■ TRY IT: Return every line from the records below in which the word "existing" is found.

■ Records from a data source:
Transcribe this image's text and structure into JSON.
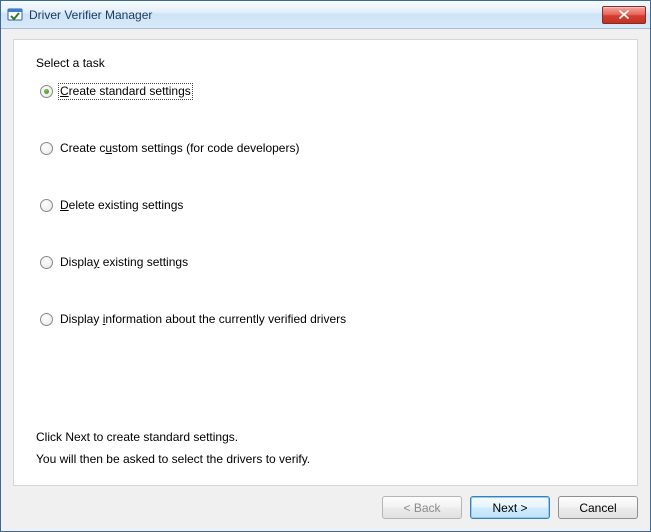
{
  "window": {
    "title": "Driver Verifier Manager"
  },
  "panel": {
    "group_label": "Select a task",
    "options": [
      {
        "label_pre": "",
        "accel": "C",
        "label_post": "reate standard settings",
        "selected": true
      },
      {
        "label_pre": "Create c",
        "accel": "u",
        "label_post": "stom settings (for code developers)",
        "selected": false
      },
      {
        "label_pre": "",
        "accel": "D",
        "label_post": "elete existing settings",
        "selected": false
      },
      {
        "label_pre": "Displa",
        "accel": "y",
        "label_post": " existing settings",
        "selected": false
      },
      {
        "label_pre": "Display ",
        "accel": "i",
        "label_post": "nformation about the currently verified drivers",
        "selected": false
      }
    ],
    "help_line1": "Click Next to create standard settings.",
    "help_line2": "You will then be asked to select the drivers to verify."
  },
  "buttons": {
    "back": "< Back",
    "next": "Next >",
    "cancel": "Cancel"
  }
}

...

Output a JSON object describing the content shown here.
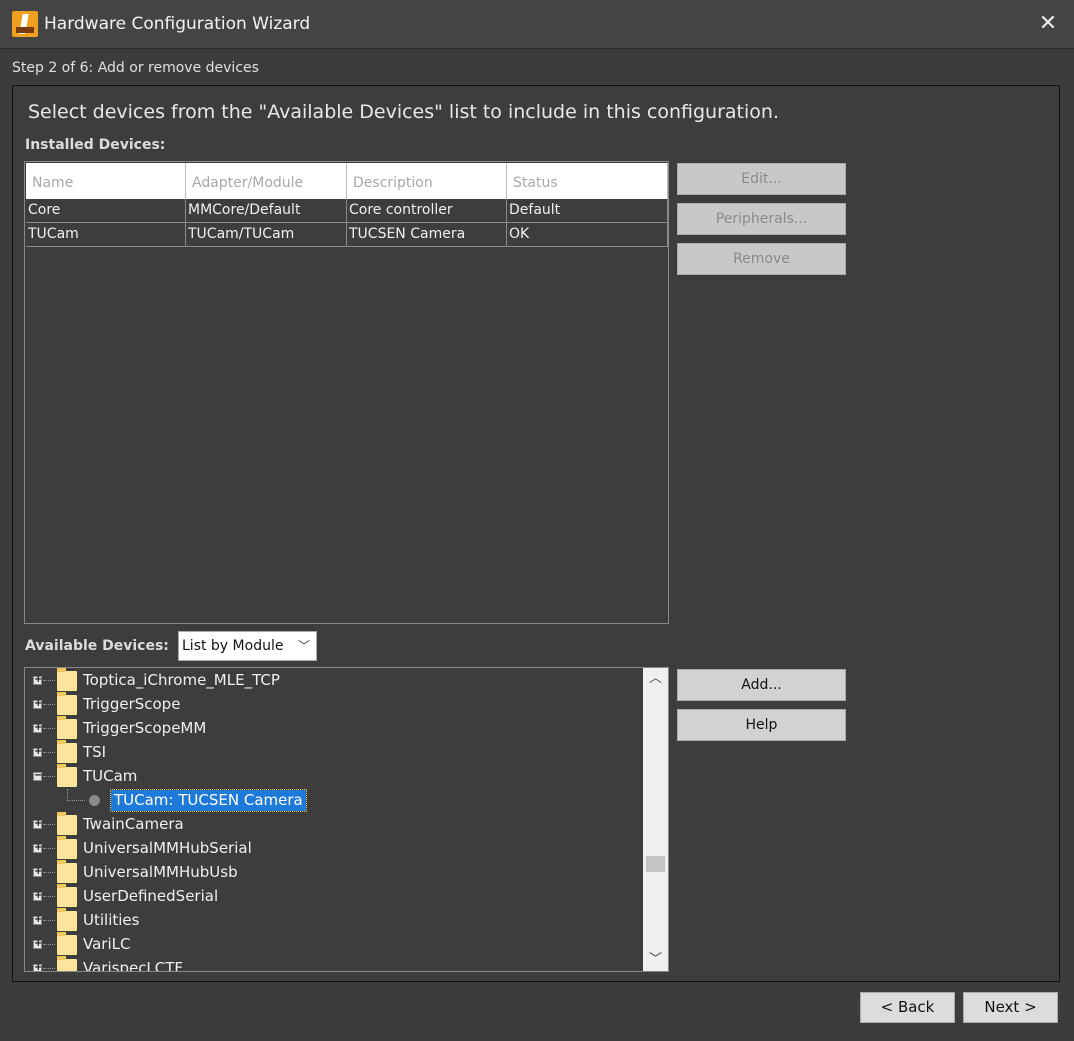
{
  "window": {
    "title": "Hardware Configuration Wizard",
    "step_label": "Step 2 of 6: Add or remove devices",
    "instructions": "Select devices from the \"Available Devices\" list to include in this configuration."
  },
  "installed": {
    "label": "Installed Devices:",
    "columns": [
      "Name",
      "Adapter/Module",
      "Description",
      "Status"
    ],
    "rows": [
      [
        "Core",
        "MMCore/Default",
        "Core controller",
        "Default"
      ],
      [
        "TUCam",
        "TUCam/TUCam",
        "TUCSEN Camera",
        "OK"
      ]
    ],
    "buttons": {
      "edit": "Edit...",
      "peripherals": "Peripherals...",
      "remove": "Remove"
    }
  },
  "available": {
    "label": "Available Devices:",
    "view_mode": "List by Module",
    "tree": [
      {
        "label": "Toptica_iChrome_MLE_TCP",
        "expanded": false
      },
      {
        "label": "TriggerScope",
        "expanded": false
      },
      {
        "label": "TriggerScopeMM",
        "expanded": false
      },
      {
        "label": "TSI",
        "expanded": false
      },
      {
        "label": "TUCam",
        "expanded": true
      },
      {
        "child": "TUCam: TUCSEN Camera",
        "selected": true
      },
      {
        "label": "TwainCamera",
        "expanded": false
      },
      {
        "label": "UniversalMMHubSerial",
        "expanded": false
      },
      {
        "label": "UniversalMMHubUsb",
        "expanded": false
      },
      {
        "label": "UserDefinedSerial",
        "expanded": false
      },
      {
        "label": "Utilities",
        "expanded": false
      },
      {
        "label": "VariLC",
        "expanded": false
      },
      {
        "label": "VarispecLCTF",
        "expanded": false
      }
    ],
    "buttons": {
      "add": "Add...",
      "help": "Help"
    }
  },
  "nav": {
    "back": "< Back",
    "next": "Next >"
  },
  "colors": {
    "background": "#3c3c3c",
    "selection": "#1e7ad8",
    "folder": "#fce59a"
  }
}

■ EXERCISE OUTPUT:
        "label_post": "elete existing settings",
        "label_post": " existing settings",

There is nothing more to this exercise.